REQUIREMENT –
Across the listing below, how many lines include the string "screenshot"? Reply with the number alone.

"""

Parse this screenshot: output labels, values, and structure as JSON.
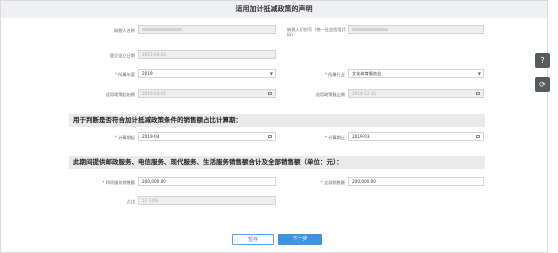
{
  "dialog": {
    "title": "适用加计抵减政策的声明"
  },
  "fields": {
    "taxpayer_name": {
      "label": "纳税人名称"
    },
    "taxpayer_id": {
      "label": "纳税人识别号（统一社会信用代码）"
    },
    "reg_date": {
      "label": "登记设立日期",
      "value": "2011-04-02"
    },
    "select_year": {
      "label": "* 所属年度",
      "value": "2019"
    },
    "industry": {
      "label": "* 所属行业",
      "value": "文化体育服务业"
    },
    "policy_start": {
      "label": "适用政策起始期",
      "value": "2019-04-01"
    },
    "policy_end": {
      "label": "适用政策截止期",
      "value": "2019-12-31"
    },
    "calc_start": {
      "label": "* 计算期起",
      "value": "2019-04"
    },
    "calc_end": {
      "label": "* 计算期止",
      "value": "2019-03"
    },
    "service_sales": {
      "label": "* 四项服务销售额",
      "value": "200,000.00"
    },
    "total_sales": {
      "label": "* 全部销售额",
      "value": "200,000.00"
    },
    "ratio": {
      "label": "占比",
      "value": "57.14%"
    }
  },
  "sections": {
    "calc_period": "用于判断是否符合加计抵减政策条件的销售额占比计算期：",
    "sales_amount": "此期间提供邮政服务、电信服务、现代服务、生活服务销售额合计及全部销售额（单位：元）："
  },
  "buttons": {
    "save": "暂存",
    "next": "下一步"
  },
  "sidebar": {
    "help_icon": "?",
    "refresh_icon": "⟳"
  }
}
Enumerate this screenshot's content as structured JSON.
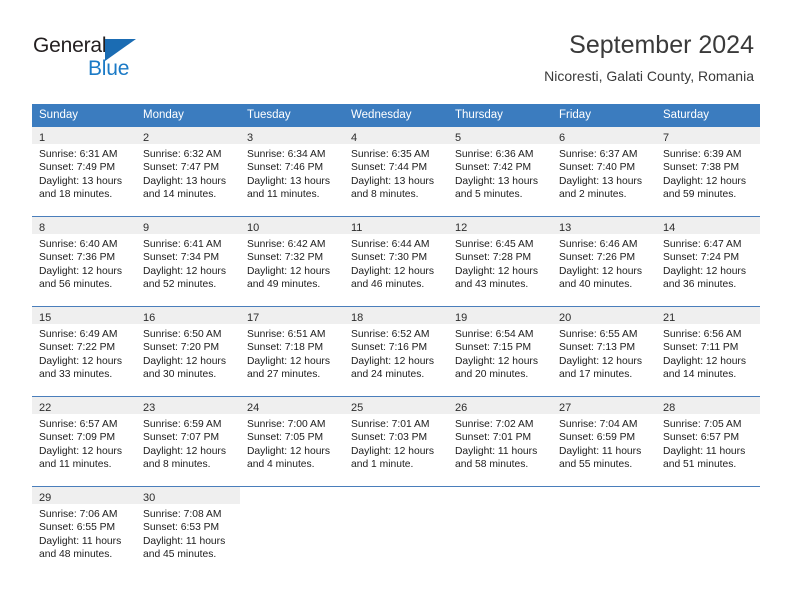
{
  "brand": {
    "name_part1": "General",
    "name_part2": "Blue",
    "accent_color": "#1b7ac6",
    "triangle_color": "#1b6cb3"
  },
  "header": {
    "title": "September 2024",
    "subtitle": "Nicoresti, Galati County, Romania"
  },
  "calendar": {
    "header_bg": "#3b7cbf",
    "day_strip_bg": "#efefef",
    "weekdays": [
      "Sunday",
      "Monday",
      "Tuesday",
      "Wednesday",
      "Thursday",
      "Friday",
      "Saturday"
    ],
    "weeks": [
      [
        {
          "day": "1",
          "sunrise": "Sunrise: 6:31 AM",
          "sunset": "Sunset: 7:49 PM",
          "daylight1": "Daylight: 13 hours",
          "daylight2": "and 18 minutes."
        },
        {
          "day": "2",
          "sunrise": "Sunrise: 6:32 AM",
          "sunset": "Sunset: 7:47 PM",
          "daylight1": "Daylight: 13 hours",
          "daylight2": "and 14 minutes."
        },
        {
          "day": "3",
          "sunrise": "Sunrise: 6:34 AM",
          "sunset": "Sunset: 7:46 PM",
          "daylight1": "Daylight: 13 hours",
          "daylight2": "and 11 minutes."
        },
        {
          "day": "4",
          "sunrise": "Sunrise: 6:35 AM",
          "sunset": "Sunset: 7:44 PM",
          "daylight1": "Daylight: 13 hours",
          "daylight2": "and 8 minutes."
        },
        {
          "day": "5",
          "sunrise": "Sunrise: 6:36 AM",
          "sunset": "Sunset: 7:42 PM",
          "daylight1": "Daylight: 13 hours",
          "daylight2": "and 5 minutes."
        },
        {
          "day": "6",
          "sunrise": "Sunrise: 6:37 AM",
          "sunset": "Sunset: 7:40 PM",
          "daylight1": "Daylight: 13 hours",
          "daylight2": "and 2 minutes."
        },
        {
          "day": "7",
          "sunrise": "Sunrise: 6:39 AM",
          "sunset": "Sunset: 7:38 PM",
          "daylight1": "Daylight: 12 hours",
          "daylight2": "and 59 minutes."
        }
      ],
      [
        {
          "day": "8",
          "sunrise": "Sunrise: 6:40 AM",
          "sunset": "Sunset: 7:36 PM",
          "daylight1": "Daylight: 12 hours",
          "daylight2": "and 56 minutes."
        },
        {
          "day": "9",
          "sunrise": "Sunrise: 6:41 AM",
          "sunset": "Sunset: 7:34 PM",
          "daylight1": "Daylight: 12 hours",
          "daylight2": "and 52 minutes."
        },
        {
          "day": "10",
          "sunrise": "Sunrise: 6:42 AM",
          "sunset": "Sunset: 7:32 PM",
          "daylight1": "Daylight: 12 hours",
          "daylight2": "and 49 minutes."
        },
        {
          "day": "11",
          "sunrise": "Sunrise: 6:44 AM",
          "sunset": "Sunset: 7:30 PM",
          "daylight1": "Daylight: 12 hours",
          "daylight2": "and 46 minutes."
        },
        {
          "day": "12",
          "sunrise": "Sunrise: 6:45 AM",
          "sunset": "Sunset: 7:28 PM",
          "daylight1": "Daylight: 12 hours",
          "daylight2": "and 43 minutes."
        },
        {
          "day": "13",
          "sunrise": "Sunrise: 6:46 AM",
          "sunset": "Sunset: 7:26 PM",
          "daylight1": "Daylight: 12 hours",
          "daylight2": "and 40 minutes."
        },
        {
          "day": "14",
          "sunrise": "Sunrise: 6:47 AM",
          "sunset": "Sunset: 7:24 PM",
          "daylight1": "Daylight: 12 hours",
          "daylight2": "and 36 minutes."
        }
      ],
      [
        {
          "day": "15",
          "sunrise": "Sunrise: 6:49 AM",
          "sunset": "Sunset: 7:22 PM",
          "daylight1": "Daylight: 12 hours",
          "daylight2": "and 33 minutes."
        },
        {
          "day": "16",
          "sunrise": "Sunrise: 6:50 AM",
          "sunset": "Sunset: 7:20 PM",
          "daylight1": "Daylight: 12 hours",
          "daylight2": "and 30 minutes."
        },
        {
          "day": "17",
          "sunrise": "Sunrise: 6:51 AM",
          "sunset": "Sunset: 7:18 PM",
          "daylight1": "Daylight: 12 hours",
          "daylight2": "and 27 minutes."
        },
        {
          "day": "18",
          "sunrise": "Sunrise: 6:52 AM",
          "sunset": "Sunset: 7:16 PM",
          "daylight1": "Daylight: 12 hours",
          "daylight2": "and 24 minutes."
        },
        {
          "day": "19",
          "sunrise": "Sunrise: 6:54 AM",
          "sunset": "Sunset: 7:15 PM",
          "daylight1": "Daylight: 12 hours",
          "daylight2": "and 20 minutes."
        },
        {
          "day": "20",
          "sunrise": "Sunrise: 6:55 AM",
          "sunset": "Sunset: 7:13 PM",
          "daylight1": "Daylight: 12 hours",
          "daylight2": "and 17 minutes."
        },
        {
          "day": "21",
          "sunrise": "Sunrise: 6:56 AM",
          "sunset": "Sunset: 7:11 PM",
          "daylight1": "Daylight: 12 hours",
          "daylight2": "and 14 minutes."
        }
      ],
      [
        {
          "day": "22",
          "sunrise": "Sunrise: 6:57 AM",
          "sunset": "Sunset: 7:09 PM",
          "daylight1": "Daylight: 12 hours",
          "daylight2": "and 11 minutes."
        },
        {
          "day": "23",
          "sunrise": "Sunrise: 6:59 AM",
          "sunset": "Sunset: 7:07 PM",
          "daylight1": "Daylight: 12 hours",
          "daylight2": "and 8 minutes."
        },
        {
          "day": "24",
          "sunrise": "Sunrise: 7:00 AM",
          "sunset": "Sunset: 7:05 PM",
          "daylight1": "Daylight: 12 hours",
          "daylight2": "and 4 minutes."
        },
        {
          "day": "25",
          "sunrise": "Sunrise: 7:01 AM",
          "sunset": "Sunset: 7:03 PM",
          "daylight1": "Daylight: 12 hours",
          "daylight2": "and 1 minute."
        },
        {
          "day": "26",
          "sunrise": "Sunrise: 7:02 AM",
          "sunset": "Sunset: 7:01 PM",
          "daylight1": "Daylight: 11 hours",
          "daylight2": "and 58 minutes."
        },
        {
          "day": "27",
          "sunrise": "Sunrise: 7:04 AM",
          "sunset": "Sunset: 6:59 PM",
          "daylight1": "Daylight: 11 hours",
          "daylight2": "and 55 minutes."
        },
        {
          "day": "28",
          "sunrise": "Sunrise: 7:05 AM",
          "sunset": "Sunset: 6:57 PM",
          "daylight1": "Daylight: 11 hours",
          "daylight2": "and 51 minutes."
        }
      ],
      [
        {
          "day": "29",
          "sunrise": "Sunrise: 7:06 AM",
          "sunset": "Sunset: 6:55 PM",
          "daylight1": "Daylight: 11 hours",
          "daylight2": "and 48 minutes."
        },
        {
          "day": "30",
          "sunrise": "Sunrise: 7:08 AM",
          "sunset": "Sunset: 6:53 PM",
          "daylight1": "Daylight: 11 hours",
          "daylight2": "and 45 minutes."
        },
        {
          "day": "",
          "sunrise": "",
          "sunset": "",
          "daylight1": "",
          "daylight2": ""
        },
        {
          "day": "",
          "sunrise": "",
          "sunset": "",
          "daylight1": "",
          "daylight2": ""
        },
        {
          "day": "",
          "sunrise": "",
          "sunset": "",
          "daylight1": "",
          "daylight2": ""
        },
        {
          "day": "",
          "sunrise": "",
          "sunset": "",
          "daylight1": "",
          "daylight2": ""
        },
        {
          "day": "",
          "sunrise": "",
          "sunset": "",
          "daylight1": "",
          "daylight2": ""
        }
      ]
    ]
  }
}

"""

ANSWER TO THE EXERCISE –
2